(GIVEN RECORDS)
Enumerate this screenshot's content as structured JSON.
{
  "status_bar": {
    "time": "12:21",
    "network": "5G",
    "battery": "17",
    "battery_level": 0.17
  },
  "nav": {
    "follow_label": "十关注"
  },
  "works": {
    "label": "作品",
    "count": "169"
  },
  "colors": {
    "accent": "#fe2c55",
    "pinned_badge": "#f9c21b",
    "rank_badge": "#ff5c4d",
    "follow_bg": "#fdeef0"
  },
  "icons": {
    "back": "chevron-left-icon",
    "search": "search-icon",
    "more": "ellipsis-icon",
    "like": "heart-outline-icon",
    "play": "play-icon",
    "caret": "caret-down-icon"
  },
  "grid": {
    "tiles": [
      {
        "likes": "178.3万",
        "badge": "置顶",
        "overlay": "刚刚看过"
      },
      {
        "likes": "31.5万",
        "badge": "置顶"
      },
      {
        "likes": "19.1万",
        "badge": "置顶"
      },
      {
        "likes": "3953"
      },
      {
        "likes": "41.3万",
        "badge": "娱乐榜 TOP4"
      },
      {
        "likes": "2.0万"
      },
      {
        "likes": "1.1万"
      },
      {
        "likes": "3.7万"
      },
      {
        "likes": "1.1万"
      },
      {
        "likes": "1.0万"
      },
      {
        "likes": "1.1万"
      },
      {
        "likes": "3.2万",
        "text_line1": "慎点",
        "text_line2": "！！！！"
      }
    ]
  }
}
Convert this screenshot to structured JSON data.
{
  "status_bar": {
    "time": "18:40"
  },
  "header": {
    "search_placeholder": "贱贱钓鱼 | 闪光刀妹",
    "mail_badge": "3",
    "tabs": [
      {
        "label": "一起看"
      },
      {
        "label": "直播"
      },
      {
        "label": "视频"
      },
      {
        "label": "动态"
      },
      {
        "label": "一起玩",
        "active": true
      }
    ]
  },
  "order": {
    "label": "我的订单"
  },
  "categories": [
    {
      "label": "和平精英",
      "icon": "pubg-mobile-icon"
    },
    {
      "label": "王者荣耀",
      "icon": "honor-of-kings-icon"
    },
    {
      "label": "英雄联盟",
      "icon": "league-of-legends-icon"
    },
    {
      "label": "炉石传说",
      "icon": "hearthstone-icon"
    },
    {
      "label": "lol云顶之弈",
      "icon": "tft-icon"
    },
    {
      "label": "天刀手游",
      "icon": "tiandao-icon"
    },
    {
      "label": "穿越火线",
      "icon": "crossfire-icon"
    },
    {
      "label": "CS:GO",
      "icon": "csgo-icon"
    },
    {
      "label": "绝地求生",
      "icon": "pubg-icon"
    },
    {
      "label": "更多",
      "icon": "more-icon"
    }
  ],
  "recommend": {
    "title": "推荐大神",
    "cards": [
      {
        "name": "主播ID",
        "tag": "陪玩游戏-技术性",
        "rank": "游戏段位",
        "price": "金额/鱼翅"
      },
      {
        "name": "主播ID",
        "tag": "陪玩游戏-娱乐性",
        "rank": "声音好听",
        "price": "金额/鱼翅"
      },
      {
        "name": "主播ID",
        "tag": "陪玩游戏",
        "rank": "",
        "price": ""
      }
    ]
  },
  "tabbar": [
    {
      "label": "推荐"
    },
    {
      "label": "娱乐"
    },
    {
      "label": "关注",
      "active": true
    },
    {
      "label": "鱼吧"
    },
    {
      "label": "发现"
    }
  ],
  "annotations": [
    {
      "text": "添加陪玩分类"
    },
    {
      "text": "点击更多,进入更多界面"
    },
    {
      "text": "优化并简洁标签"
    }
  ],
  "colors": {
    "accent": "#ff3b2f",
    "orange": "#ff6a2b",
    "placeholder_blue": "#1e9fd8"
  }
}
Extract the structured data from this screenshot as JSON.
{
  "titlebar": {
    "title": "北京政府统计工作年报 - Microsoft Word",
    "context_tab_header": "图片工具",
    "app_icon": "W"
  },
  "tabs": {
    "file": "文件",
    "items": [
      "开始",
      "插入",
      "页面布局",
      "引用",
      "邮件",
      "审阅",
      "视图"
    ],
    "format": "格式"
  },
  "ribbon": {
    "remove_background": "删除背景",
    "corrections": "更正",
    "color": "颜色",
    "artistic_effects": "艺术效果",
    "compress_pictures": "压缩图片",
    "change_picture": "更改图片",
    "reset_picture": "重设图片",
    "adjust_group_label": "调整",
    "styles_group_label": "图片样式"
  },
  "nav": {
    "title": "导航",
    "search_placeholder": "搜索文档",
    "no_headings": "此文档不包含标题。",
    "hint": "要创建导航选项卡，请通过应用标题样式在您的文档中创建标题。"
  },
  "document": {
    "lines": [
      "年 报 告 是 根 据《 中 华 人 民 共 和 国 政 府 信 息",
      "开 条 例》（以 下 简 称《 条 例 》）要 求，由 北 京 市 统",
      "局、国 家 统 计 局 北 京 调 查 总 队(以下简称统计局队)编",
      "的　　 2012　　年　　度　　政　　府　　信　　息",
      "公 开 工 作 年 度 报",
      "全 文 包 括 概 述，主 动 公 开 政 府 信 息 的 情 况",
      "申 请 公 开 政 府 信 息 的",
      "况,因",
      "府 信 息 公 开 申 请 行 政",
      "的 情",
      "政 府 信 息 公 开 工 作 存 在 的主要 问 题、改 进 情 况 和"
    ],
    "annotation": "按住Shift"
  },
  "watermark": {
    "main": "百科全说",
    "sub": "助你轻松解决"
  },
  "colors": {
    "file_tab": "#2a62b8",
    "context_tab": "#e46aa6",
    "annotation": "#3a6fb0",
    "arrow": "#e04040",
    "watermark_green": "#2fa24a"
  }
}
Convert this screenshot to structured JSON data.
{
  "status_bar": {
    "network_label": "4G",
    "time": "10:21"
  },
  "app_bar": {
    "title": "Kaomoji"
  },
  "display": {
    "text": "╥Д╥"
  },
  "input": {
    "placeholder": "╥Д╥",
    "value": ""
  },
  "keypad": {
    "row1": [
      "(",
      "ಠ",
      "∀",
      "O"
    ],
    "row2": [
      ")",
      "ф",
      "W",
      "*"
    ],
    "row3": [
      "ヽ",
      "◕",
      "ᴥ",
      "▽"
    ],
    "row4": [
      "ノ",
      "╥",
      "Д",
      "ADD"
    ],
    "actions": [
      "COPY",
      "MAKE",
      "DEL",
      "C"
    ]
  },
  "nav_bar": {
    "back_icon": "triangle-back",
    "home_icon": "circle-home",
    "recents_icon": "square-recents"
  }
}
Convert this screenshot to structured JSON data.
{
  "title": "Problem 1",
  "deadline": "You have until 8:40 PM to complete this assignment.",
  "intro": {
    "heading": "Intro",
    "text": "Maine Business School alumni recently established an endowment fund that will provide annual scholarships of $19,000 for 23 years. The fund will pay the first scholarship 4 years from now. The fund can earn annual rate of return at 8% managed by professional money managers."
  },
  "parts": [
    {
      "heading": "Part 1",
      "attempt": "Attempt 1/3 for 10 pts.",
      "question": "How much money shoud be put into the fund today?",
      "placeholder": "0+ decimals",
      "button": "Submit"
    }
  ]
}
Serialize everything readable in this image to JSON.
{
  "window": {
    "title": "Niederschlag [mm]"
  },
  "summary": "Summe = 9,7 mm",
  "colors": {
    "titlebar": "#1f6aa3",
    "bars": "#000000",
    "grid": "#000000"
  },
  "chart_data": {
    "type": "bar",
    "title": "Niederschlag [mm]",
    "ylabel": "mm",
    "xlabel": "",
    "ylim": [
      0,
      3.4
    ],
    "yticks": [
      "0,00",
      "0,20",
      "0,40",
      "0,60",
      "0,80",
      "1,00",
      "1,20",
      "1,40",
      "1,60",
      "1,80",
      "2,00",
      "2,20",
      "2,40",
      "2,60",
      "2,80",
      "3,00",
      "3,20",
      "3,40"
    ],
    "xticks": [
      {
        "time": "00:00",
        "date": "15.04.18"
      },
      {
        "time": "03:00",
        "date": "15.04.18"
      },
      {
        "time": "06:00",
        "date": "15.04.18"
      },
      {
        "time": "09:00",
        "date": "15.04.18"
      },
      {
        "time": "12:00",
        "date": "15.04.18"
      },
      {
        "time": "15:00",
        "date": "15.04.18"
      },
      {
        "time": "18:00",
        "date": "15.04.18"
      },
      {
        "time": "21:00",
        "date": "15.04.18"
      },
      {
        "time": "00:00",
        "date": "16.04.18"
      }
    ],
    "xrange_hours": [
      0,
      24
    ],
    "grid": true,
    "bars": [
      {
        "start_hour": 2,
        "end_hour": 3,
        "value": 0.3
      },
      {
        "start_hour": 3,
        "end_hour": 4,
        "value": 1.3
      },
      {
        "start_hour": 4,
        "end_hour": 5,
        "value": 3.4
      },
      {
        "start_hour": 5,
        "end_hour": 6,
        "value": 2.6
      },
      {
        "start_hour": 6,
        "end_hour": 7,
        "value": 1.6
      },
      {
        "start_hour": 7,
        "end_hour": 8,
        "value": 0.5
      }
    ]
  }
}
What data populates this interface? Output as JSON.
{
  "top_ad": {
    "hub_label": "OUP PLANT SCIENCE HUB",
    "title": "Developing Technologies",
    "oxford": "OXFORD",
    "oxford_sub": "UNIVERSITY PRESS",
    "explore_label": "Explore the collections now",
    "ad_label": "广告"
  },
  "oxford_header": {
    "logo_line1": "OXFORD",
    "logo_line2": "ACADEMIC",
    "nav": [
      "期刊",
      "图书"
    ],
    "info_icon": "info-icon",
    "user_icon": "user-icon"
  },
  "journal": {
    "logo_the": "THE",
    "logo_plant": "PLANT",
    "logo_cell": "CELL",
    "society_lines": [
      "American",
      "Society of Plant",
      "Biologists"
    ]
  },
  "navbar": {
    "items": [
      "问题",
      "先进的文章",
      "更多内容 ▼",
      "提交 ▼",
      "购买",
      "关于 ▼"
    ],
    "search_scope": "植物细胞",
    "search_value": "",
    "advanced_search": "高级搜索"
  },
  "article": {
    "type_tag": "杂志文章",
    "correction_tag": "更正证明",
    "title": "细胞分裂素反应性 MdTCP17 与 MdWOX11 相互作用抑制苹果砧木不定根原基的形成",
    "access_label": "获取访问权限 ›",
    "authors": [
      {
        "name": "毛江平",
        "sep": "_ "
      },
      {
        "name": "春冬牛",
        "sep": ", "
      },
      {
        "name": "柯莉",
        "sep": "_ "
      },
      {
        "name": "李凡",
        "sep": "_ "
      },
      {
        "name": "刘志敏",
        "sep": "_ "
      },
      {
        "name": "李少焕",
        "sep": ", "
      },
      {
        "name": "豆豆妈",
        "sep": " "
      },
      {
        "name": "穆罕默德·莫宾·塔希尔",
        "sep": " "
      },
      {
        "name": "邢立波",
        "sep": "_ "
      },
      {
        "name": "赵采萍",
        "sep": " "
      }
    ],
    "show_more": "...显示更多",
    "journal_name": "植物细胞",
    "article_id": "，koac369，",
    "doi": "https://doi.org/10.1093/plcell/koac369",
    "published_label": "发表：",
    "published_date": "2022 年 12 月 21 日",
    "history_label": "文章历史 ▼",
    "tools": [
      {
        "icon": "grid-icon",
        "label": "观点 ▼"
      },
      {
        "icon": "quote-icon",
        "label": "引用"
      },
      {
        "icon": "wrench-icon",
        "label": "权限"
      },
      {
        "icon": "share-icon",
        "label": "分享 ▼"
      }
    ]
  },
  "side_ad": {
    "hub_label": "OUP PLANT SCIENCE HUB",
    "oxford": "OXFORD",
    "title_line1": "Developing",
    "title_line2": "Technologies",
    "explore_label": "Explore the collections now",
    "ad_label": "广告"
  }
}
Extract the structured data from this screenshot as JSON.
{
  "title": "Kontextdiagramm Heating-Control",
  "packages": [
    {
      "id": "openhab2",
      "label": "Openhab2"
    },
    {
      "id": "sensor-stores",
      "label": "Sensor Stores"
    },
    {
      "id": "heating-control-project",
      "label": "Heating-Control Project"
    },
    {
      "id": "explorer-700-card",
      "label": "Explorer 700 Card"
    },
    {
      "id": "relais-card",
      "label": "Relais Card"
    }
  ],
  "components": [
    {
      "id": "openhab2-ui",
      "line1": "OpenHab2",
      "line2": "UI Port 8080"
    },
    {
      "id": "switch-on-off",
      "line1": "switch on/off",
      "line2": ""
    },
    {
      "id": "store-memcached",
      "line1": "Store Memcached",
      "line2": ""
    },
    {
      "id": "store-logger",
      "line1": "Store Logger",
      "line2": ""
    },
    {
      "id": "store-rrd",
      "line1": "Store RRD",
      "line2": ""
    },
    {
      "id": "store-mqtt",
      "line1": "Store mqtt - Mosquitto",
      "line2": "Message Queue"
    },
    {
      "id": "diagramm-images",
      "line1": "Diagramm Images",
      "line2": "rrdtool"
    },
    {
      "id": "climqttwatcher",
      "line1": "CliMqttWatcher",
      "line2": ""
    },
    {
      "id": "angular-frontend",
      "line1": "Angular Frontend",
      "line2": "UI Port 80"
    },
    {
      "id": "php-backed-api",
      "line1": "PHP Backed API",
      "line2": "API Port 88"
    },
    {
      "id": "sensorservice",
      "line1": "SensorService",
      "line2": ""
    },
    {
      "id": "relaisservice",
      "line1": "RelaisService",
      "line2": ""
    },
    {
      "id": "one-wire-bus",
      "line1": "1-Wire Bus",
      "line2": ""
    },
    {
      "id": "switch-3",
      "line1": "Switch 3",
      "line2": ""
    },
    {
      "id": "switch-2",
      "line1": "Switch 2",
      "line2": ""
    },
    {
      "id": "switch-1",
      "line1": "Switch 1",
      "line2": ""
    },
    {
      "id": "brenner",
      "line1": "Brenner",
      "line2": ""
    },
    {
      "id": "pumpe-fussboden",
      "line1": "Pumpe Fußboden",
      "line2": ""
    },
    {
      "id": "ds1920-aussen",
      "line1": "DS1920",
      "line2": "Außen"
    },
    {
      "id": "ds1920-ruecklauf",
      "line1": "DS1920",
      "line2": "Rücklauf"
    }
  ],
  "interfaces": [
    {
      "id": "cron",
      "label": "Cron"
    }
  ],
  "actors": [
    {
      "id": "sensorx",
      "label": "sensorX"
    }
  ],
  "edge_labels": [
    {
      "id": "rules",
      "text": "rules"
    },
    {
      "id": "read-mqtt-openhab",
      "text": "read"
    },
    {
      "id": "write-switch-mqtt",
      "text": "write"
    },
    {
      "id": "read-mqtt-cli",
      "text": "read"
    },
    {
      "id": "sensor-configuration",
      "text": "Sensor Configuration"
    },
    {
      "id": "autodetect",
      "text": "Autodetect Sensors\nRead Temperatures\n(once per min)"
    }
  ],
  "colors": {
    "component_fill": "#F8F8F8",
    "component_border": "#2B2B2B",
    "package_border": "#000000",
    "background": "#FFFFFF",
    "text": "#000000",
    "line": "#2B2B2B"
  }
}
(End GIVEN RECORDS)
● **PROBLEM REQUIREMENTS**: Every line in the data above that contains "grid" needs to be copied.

● **SOLUTION FOR THIS PROBLEM**:
  "grid": {
    "grid": "#000000"
    "grid": true,
        "icon": "grid-icon",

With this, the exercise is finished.